Describing the short Der Fuehrer’s Face is difficult and uncomfortable. How do you really review a short that features a beloved character like Donald Duck dressed up as a Nazi, the most brutal party of killers that this century has known? Imagine a short today where Mickey became part of the Taliban or Al Qaeda. The Nazi/terrorist comparison doesn’t quite ring true, but it’s part of the difficulty of describing this short.
I’m a World War II buff, as I’ve stated before on this blog. My favorite novels are Herman Wouk’s World War II books, and I know a great deal about the war. So, knowing the atrocities committed in the name of Hitler, seeing one of my favorite cartoon characters say “Heil Hitler” makes me gag reflexively.
At the time, though, Hitler was not a madman who committed near genocide, he was instead a foe of the United States. Therefore, in that context, making fun of him to belittle him makes perfect sense if you were in Hollywood in 1942-1943. This short was released January 1, 1943, so it was right in the midst of the war effort.
If you can move past the horror of the Nazis, the short is quite funny. The original song “Der Fuehrer’s Face” is a hilarious send up of the totalitarian regime. The lyrics tell how all the “Nutzis” have to do whatever the Fuehrer says, no matter how silly, and then take time out of their day to thank him for the oppressive conditions they live in.
Donald comes into the picture as the Nutzi band, made up of some various Axis style members (a Japanese man, an Italian and some Germans) marches through his house to wake him up. Donald’s living conditions, where he has to spray essence of bacon and eggs into his mouth and saw off a piece of stale bread, are a great illustration of what happens in this sort of government.
But the true reveal is when Donald ends up in the factory, trying to keep up the assembly line of shells going while still saluting Hitler any time his picture comes down the pike or whenever the PA system tells him to. There’s even the “vacation” which consists of a mountain backdrop falling for a moment before disappearing. The effect is a brutal condemnation on the effects of a totalitarian regime on the quality of life for the worker. Heady stuff for a cartoon, eh?

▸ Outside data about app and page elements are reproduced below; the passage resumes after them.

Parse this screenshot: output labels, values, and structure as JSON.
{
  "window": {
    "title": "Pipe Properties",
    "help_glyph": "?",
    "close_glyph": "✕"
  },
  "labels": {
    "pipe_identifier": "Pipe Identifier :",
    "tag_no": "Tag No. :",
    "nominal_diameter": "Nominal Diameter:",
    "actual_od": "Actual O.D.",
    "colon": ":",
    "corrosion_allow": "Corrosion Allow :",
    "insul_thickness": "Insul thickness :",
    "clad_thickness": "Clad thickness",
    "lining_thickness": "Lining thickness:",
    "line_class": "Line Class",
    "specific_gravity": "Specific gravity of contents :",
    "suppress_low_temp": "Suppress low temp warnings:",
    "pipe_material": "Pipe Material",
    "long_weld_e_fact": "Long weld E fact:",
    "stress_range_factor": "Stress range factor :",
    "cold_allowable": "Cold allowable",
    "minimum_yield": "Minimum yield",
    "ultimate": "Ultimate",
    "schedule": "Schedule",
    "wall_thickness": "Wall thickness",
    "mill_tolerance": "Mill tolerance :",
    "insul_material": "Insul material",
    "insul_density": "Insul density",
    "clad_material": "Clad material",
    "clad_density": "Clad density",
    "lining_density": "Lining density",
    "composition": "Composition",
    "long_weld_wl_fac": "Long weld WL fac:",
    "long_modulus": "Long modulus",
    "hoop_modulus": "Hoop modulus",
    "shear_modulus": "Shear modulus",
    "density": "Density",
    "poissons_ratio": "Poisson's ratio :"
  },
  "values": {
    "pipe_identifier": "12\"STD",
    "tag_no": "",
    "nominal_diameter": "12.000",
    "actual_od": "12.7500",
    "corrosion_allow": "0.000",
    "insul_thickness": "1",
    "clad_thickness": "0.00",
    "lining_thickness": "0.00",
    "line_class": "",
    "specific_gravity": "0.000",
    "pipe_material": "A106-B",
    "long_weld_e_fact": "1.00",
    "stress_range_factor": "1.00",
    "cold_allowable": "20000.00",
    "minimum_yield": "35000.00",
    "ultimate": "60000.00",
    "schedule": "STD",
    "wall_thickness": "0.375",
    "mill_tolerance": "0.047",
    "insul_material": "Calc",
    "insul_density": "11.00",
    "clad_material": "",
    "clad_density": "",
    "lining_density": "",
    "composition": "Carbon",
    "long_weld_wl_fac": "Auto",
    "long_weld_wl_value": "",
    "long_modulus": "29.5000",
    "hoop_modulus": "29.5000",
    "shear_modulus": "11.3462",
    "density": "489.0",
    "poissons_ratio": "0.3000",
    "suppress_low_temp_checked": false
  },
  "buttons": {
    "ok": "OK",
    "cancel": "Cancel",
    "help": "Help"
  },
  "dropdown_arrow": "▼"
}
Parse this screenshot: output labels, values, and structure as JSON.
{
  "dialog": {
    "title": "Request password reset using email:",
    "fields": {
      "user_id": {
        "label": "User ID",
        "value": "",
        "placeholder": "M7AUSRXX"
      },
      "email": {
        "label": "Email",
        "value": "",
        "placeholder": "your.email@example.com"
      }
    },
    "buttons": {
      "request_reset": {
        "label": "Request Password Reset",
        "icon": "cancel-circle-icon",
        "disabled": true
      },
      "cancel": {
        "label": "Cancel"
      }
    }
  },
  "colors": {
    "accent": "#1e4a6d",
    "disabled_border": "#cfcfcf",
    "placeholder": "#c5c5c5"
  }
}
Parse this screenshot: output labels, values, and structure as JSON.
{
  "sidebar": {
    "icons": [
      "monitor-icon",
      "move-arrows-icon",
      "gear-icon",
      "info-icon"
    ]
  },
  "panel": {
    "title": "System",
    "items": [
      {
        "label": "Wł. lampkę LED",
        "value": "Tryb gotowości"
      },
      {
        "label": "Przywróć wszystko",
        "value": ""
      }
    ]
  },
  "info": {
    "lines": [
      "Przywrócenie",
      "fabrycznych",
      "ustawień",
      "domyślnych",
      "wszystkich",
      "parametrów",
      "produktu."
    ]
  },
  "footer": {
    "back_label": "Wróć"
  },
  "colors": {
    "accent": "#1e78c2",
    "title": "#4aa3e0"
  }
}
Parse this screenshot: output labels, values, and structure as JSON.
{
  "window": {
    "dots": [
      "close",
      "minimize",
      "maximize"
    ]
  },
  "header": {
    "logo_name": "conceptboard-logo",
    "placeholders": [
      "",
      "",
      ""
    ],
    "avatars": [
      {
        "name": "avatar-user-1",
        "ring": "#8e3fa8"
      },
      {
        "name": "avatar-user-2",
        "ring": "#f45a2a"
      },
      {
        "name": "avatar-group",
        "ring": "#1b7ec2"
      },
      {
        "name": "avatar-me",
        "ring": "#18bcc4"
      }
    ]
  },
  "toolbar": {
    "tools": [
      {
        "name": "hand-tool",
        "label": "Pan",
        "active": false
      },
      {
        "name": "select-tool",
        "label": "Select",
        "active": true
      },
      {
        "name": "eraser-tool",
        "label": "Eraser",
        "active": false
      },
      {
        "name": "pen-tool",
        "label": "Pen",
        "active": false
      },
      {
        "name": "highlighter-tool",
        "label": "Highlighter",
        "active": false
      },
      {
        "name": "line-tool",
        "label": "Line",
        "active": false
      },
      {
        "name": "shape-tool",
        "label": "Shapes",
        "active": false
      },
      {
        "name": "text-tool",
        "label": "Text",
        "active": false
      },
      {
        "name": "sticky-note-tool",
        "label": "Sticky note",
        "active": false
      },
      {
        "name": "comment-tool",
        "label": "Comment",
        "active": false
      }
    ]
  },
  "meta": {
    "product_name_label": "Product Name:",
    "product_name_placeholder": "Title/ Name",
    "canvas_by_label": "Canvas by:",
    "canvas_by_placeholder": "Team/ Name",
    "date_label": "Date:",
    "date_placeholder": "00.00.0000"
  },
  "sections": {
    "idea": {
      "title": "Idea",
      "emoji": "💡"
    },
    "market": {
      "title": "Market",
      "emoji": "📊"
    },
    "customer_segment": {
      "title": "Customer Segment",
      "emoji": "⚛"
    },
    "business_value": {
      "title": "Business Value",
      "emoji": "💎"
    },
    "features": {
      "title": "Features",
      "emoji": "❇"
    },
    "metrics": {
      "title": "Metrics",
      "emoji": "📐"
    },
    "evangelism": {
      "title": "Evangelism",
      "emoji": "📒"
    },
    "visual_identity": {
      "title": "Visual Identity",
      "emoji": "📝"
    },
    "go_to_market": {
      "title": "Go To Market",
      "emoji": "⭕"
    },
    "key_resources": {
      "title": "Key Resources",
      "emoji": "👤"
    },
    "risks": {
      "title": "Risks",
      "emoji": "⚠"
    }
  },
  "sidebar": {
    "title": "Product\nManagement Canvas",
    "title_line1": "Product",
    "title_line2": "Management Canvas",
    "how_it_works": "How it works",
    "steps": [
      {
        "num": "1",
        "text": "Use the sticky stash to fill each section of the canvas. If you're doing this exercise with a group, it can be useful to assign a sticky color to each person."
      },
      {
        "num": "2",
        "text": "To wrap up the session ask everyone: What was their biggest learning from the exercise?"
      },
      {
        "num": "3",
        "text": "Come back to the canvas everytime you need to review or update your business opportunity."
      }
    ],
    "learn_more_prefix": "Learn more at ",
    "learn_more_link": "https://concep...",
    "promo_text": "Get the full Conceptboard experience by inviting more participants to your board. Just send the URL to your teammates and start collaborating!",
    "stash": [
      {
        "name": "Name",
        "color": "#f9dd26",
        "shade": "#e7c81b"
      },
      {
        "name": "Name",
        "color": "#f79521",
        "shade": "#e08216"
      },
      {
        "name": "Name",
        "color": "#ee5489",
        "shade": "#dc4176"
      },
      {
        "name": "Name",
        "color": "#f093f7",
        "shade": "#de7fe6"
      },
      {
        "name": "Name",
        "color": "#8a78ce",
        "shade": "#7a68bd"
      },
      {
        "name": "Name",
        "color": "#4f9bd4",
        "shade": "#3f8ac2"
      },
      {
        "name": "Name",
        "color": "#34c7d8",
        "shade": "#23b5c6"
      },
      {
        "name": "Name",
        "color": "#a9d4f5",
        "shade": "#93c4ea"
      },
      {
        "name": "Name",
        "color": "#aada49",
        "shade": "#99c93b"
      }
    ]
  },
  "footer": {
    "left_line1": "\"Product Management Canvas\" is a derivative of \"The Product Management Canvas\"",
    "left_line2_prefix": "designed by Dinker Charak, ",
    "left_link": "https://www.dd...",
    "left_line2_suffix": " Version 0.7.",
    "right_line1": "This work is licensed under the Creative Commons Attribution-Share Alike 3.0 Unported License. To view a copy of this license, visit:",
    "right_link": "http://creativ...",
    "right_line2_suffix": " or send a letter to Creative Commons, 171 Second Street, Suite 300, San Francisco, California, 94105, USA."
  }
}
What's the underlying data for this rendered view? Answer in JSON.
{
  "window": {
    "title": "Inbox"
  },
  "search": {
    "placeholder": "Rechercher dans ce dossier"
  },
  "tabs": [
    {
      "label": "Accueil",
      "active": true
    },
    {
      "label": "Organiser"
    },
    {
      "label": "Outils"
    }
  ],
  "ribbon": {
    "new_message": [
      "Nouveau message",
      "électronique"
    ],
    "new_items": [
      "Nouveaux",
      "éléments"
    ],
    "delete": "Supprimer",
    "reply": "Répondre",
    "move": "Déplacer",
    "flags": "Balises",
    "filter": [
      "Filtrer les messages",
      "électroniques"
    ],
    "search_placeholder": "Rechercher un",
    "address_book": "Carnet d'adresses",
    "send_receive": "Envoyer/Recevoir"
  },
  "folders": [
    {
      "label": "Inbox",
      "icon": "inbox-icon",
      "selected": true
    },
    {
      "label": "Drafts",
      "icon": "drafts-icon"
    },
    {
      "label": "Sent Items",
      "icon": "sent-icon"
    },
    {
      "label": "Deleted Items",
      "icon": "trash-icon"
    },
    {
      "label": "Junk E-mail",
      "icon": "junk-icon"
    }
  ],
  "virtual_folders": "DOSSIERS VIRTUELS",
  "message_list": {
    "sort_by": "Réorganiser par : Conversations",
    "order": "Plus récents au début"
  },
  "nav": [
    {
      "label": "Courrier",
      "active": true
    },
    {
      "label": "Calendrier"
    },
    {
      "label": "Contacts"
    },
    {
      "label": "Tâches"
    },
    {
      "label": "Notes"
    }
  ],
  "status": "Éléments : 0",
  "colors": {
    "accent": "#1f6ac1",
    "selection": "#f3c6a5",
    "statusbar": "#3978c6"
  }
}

As the end comes near, Donald loses it, and the short devolves into a surrealist fantasy, with Nazi whistles, Donald being pounded as he comes down the assembly line. It all fades away to reveal a red, white and blue Donald in bed. It was all a dream!
Despite that, this is still a short I would hesitate to show to younger people or anyone who doesn’t understand the context in which it was produced. If you don’t know the mood of the country at the time, and the ignorance of Hitler’s deeds, then this short could seem very insensitive. Still, it’s one of the most ingenious and well animated shorts in Donald’s long career, so animation fans must view it at least once.
All images copyright Disney. All rights reserved.